(Data about app and page elements)
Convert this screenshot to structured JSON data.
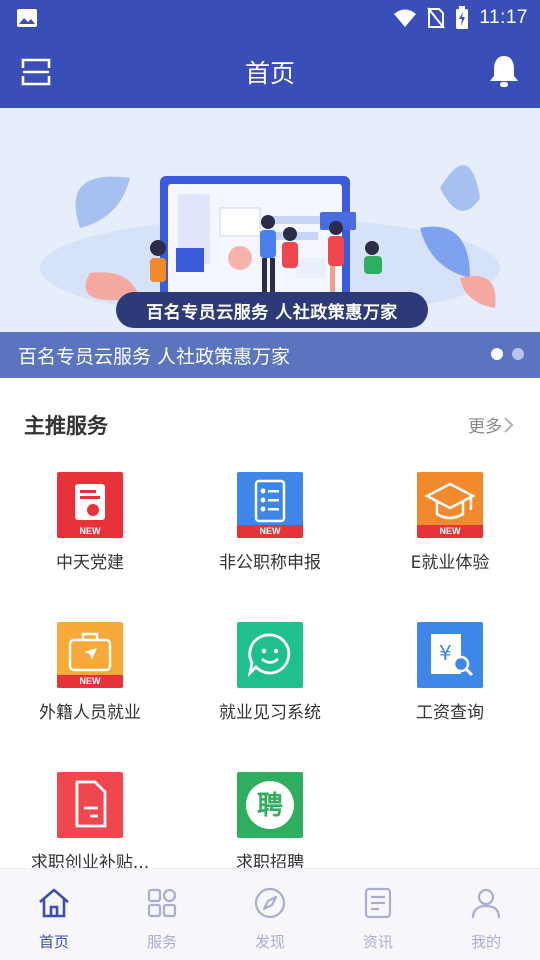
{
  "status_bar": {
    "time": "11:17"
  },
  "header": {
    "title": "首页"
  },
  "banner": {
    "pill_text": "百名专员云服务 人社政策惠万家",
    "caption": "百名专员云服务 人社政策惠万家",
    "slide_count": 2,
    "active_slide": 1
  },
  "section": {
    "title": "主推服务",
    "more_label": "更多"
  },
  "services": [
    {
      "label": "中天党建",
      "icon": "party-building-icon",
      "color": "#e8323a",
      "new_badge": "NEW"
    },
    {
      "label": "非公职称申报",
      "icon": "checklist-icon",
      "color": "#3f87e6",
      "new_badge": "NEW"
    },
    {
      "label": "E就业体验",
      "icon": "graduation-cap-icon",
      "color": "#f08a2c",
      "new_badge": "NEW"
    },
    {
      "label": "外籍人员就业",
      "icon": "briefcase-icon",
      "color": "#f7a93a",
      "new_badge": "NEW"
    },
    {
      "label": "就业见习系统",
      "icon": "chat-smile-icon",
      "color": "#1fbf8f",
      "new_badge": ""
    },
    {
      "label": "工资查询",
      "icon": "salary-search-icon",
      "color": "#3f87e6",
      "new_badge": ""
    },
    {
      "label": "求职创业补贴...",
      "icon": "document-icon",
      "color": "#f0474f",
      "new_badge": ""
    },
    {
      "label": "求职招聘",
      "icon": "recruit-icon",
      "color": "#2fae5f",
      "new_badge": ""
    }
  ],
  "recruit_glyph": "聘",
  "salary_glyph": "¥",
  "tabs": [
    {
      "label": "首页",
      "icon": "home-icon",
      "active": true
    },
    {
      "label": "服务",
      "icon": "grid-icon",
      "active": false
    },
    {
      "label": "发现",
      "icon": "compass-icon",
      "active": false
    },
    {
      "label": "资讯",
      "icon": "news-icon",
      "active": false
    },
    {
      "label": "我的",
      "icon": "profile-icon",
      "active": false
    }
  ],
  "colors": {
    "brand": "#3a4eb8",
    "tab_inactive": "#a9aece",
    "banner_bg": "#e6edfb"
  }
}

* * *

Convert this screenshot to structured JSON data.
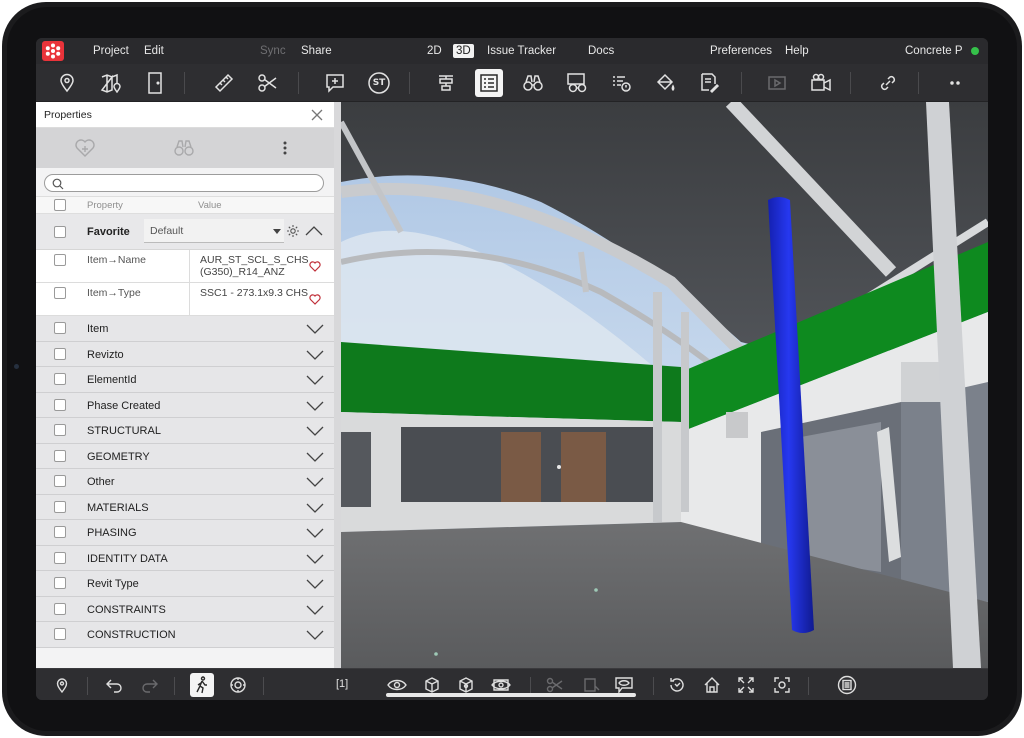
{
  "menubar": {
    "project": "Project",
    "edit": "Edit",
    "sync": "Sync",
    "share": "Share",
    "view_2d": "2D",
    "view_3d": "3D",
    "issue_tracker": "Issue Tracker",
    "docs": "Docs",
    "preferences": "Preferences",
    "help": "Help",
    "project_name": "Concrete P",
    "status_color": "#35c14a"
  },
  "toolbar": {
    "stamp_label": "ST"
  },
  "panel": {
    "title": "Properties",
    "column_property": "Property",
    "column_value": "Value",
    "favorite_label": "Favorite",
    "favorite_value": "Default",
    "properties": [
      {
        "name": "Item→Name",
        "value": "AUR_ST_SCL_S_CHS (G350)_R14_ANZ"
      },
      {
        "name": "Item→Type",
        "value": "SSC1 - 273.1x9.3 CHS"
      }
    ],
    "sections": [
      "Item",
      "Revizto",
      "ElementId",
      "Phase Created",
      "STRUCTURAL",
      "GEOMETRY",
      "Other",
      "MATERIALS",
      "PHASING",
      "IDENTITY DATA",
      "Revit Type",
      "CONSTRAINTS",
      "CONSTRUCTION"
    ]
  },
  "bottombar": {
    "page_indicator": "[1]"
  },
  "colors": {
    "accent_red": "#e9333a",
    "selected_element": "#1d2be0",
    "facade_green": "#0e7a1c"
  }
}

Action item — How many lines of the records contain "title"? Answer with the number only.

Response to the exercise — 3